The web server does not automatically produce a directory index, i.e. a list of files in a directory if there is no index page. However, it is simple to add a directory index to a directory using a simple script. If you load the following as index.html then it will produce a simple directory index for the directory it is in. Obviously a much more sophisticated script could be written with icons, and sub directories, and so on, and there may be such scripts available on the web in perl.

#!/bin/csh
echo "Content-Type: text/html"
echo ""
echo "<HTML>"
echo "<TITLE>$REQUEST_URI/</TITLE>"
echo "<BODY BGCOLOR=#FFFFFF>"
echo "<H1>Directory listing of $REQUEST_URI/</H1>"
echo "<PRE>"
foreach f (*)
echo -n "<A HREF='$f'>*</A> "
/bin/ls -ld "$f"
end

Redirect

Sometimes you want to redirect a page. E.g. http://testing.me.uk/ to http://www.testing.me.uk/

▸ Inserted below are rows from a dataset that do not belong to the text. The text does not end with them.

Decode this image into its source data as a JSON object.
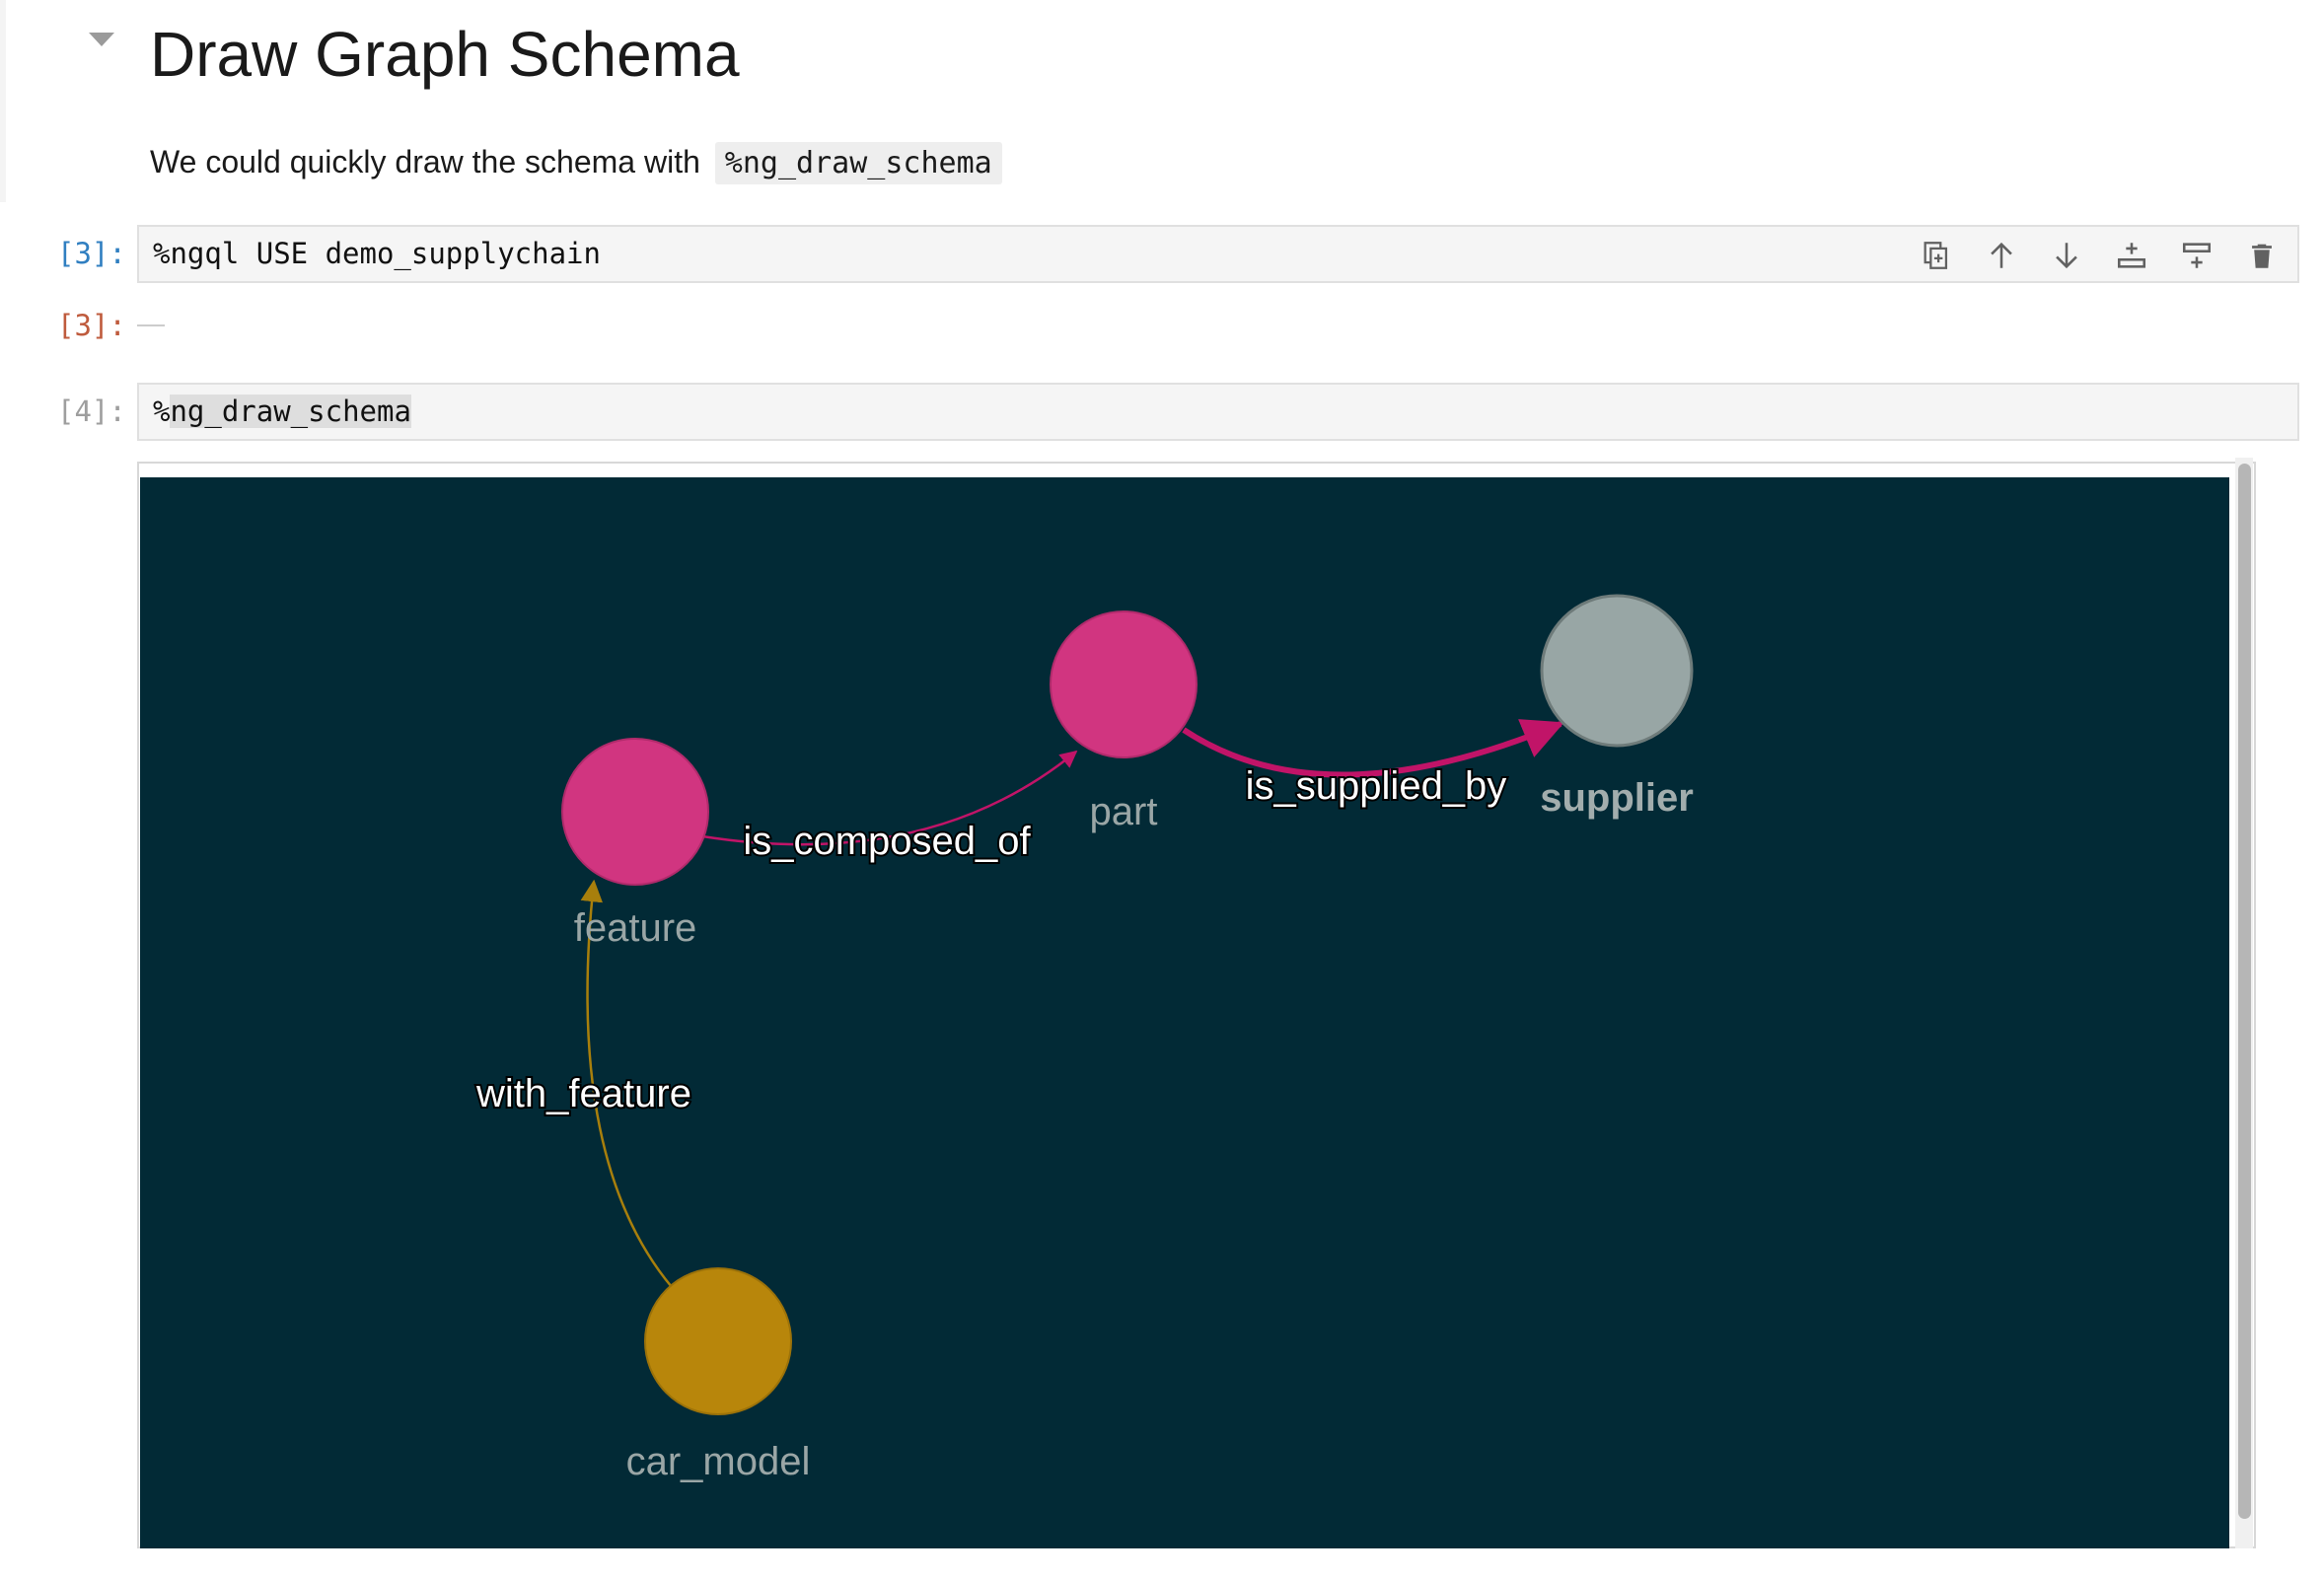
{
  "section": {
    "title": "Draw Graph Schema",
    "description_prefix": "We could quickly draw the schema with",
    "description_code": "%ng_draw_schema"
  },
  "cells": [
    {
      "input_prompt": "[3]:",
      "code": "%ngql USE demo_supplychain",
      "output_prompt": "[3]:"
    },
    {
      "input_prompt": "[4]:",
      "code_prefix": "%",
      "code_highlight": "ng_draw_schema"
    }
  ],
  "toolbar": {
    "icons": [
      "duplicate-icon",
      "move-up-icon",
      "move-down-icon",
      "insert-below-icon",
      "insert-above-icon",
      "delete-icon"
    ]
  },
  "graph": {
    "background": "#022a36",
    "nodes": [
      {
        "id": "feature",
        "label": "feature",
        "color": "#d13580"
      },
      {
        "id": "part",
        "label": "part",
        "color": "#d13580"
      },
      {
        "id": "supplier",
        "label": "supplier",
        "color": "#98a6a5"
      },
      {
        "id": "car_model",
        "label": "car_model",
        "color": "#b8860b"
      }
    ],
    "edges": [
      {
        "from": "feature",
        "to": "part",
        "label": "is_composed_of",
        "color": "#c11468"
      },
      {
        "from": "part",
        "to": "supplier",
        "label": "is_supplied_by",
        "color": "#c11468"
      },
      {
        "from": "car_model",
        "to": "feature",
        "label": "with_feature",
        "color": "#a87f0c"
      }
    ]
  }
}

To do this create a file in the directory for the page you want to redirect by the name index.http

In this file include the text (in this case assuming we want to redirect to www.testing.me.uk) :-

HTTP/1.0 301 Page moved
Location: http://www.testing.me.uk/
Content-Length: 0

with a blank line at the end (the blank line is important).

For the technically minded, the web server treats any page ending with the file extension http as a raw HTTP response, so you can include any HTTP headers in the file including customised error messages, etc.

An alternative, is to use a 'frame', this will keep the original URL in the address bar of the browser, and will load the website in to a 'frame'.

Here is the example html code to put in your index.html file: Right click and choose save as. you will want to edit the code for your own use.

Server Side Includes (SSI)

Not supported, but you can use JavaScript to achieve the same, see this page